**Dataset excerpts**
○ ○ ○ ○ ○ ○ ○

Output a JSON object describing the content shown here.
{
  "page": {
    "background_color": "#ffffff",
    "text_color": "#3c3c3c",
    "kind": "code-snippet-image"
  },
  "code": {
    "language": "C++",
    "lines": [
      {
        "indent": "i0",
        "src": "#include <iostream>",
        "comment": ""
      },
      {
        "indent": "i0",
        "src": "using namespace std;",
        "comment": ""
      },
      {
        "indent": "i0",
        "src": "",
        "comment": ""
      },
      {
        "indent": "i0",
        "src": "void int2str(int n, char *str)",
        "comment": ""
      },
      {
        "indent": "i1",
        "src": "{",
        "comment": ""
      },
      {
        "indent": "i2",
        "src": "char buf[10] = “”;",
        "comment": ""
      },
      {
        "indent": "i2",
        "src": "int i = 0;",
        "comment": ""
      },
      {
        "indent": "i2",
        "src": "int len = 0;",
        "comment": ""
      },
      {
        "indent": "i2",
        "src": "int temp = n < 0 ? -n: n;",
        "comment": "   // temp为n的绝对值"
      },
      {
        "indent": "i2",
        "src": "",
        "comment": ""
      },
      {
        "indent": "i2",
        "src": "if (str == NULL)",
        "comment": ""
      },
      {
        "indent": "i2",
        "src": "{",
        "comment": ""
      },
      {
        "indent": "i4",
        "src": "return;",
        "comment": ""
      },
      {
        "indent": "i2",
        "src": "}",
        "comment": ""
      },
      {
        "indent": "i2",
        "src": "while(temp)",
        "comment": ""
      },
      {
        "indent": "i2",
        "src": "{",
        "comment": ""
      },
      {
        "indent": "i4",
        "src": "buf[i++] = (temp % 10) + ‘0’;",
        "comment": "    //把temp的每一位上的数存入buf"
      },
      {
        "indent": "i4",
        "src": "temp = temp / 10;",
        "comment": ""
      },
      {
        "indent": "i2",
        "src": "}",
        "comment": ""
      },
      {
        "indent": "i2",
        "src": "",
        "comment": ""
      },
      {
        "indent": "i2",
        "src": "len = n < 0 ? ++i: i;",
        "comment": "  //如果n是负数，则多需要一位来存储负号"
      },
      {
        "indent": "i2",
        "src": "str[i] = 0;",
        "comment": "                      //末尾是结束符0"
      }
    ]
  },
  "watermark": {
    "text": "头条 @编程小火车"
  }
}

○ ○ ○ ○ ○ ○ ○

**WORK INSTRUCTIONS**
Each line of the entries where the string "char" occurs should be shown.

**RESPONSE BOX**
        "src": "void int2str(int n, char *str)",
        "src": "char buf[10] = “”;",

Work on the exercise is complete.